Welcome to The Fix’s weekly news digest! Every week, we bring you important news stories from the world of media – and try to put them in a wider context.
Polish Sejm, the lower house of the country’s parliament, has passed a controversial media law that would prevent non-EEA countries from taking over Polish TV and radio stations – and, according to critics, would hinder media freedom and worsen the country’s relations with the US.
The bill has had a tumultuous road, passed by a narrow majority after Agreement, a junior coalition member, had opposed the legislation and left the government. Despite this conflict, “[ruling party Law and Justice] successfully persuaded enough MPs from smaller parties to vote in favour of the bill,” according to The Guardian. The law has yet to be passed by the upper house and signed by President Andrzej Duda.
The United States, one of Poland’s most important allies, has pushed back against the new legislation. Secretary of State Antony Blinken has noted in a statement that the US “is… deeply troubled by draft legislation…. that targets the most watched independent news station, which is also one of the largest U.S. investments in the country.” US company Discovery Inc owns one of Poland’s largest TV broadcasters TVN, which will be targeted by the law.
More from The Fix: Polish government moves in on media
Facebook said this week it had uncovered and removed a Russian account network linked to COVID-19 vaccine misinformation. According to the social media platform, the anti-vaccination campaign has targeted India, Latin America, and the United States. Over 300 Facebook and Instagram accounts were removed.
As Sky News notes, the advertising agency Fazze, which is registered in the UK, “sought to pay social media influencers to repost misleading content about vaccines made by Pfizer and AstraZeneca.”
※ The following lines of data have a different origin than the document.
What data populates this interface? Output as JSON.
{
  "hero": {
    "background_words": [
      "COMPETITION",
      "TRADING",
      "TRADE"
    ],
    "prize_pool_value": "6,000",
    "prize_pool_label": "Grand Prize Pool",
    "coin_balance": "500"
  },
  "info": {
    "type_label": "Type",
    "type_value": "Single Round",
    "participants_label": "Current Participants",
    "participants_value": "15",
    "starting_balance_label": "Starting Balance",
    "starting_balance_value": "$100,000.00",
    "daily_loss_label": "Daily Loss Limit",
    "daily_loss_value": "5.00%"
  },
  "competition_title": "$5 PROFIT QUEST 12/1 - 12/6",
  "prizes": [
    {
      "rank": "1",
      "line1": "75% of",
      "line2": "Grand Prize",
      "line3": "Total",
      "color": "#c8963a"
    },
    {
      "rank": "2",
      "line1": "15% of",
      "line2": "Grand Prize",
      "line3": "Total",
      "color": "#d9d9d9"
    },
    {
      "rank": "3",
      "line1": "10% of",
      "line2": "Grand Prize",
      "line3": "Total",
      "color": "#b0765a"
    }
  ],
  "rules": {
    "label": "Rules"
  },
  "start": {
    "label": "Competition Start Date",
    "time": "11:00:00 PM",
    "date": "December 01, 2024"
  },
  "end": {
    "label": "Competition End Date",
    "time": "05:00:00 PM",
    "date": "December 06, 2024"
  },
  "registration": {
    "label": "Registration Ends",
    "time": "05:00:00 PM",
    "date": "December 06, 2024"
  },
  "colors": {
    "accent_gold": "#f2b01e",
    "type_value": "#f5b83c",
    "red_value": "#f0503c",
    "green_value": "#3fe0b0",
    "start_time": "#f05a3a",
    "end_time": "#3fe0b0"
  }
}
While Russia is suspected of promoting vaccine conspiracy theories, the authorities in the United States are working with social media influencers to promote the vaccine.
According to the New York Times’ report, to promote vaccines among young people, “the White House has enlisted an eclectic army of more than 50 Twitch streamers, YouTubers, TikTokers and the 18-year-old pop star Olivia Rodrigo.”
State and local governments are working on similar campaigns with “local micro influencers” with at least several thousand followers.
Recent numbers showcase growth trends for leading media outlets.
New York Times published its results for the previous quarter last week, reporting subscription growth that has helped reach 8 million subscribers, as well as $93 million in adjusted operating profit.
While the subscription growth has been modest compared to previous quarters, and the company acknowledged that “the news cycle will continue to have significant effects on [the] subscription growth,” New York Times remains an uncontested leader among news media outlets.
Bloomberg was reported this week to have reached 325,000 paid subscribers. That’s a 34% growth in the first half of the year, and over 40% of subscribers come from outside the United States, Axios reports. Revenue also grew significantly; interestingly, “the company’s pivot from live to virtual to hybrid events has led to a 500% revenue increase year-over-year.”